In the entries below, find each line with the word "Simple" and pull it out.

→ **DATA SUPPLIED**:
--------------------------------------------------

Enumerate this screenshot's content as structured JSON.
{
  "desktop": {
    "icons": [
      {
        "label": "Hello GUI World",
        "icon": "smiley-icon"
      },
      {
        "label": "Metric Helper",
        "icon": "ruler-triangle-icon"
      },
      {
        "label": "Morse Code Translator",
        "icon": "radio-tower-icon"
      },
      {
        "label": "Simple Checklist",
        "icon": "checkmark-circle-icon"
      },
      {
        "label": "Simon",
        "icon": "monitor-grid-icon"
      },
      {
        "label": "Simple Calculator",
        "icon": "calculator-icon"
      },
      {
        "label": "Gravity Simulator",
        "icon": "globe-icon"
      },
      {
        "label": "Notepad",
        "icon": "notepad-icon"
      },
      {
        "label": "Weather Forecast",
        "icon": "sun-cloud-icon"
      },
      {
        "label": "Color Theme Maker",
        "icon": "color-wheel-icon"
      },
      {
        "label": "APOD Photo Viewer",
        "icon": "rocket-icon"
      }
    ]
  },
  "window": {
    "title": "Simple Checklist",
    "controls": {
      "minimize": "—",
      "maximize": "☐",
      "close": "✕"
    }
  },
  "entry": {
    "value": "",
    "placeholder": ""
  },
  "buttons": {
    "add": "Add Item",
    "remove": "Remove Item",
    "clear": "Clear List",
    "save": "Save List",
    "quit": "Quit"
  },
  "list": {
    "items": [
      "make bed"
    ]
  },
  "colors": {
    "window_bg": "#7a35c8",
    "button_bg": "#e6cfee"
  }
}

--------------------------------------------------

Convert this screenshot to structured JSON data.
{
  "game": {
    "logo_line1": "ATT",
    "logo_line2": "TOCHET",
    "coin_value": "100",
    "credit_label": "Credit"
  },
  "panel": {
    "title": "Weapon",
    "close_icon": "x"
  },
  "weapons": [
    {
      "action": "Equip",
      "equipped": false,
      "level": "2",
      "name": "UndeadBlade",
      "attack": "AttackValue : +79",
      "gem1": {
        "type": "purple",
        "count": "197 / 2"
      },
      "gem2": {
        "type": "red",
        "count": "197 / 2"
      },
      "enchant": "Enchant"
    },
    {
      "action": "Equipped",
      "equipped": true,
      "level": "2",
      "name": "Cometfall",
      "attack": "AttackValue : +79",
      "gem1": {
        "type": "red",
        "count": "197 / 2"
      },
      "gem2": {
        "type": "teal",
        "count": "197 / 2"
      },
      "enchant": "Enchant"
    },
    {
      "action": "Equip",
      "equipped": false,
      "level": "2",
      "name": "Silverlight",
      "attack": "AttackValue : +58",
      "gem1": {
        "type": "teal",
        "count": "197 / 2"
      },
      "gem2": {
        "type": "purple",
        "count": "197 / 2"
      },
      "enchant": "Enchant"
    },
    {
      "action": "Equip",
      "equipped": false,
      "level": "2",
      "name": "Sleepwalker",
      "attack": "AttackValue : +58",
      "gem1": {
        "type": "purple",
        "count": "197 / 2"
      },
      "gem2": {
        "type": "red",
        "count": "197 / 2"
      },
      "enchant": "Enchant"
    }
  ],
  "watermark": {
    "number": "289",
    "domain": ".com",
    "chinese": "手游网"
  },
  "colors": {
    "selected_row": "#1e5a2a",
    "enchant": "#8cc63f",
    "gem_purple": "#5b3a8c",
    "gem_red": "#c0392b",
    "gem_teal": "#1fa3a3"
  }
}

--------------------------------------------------

→ **SOLUTION BELOW**:
        "label": "Simple Checklist",
        "label": "Simple Calculator",
    "title": "Simple Checklist",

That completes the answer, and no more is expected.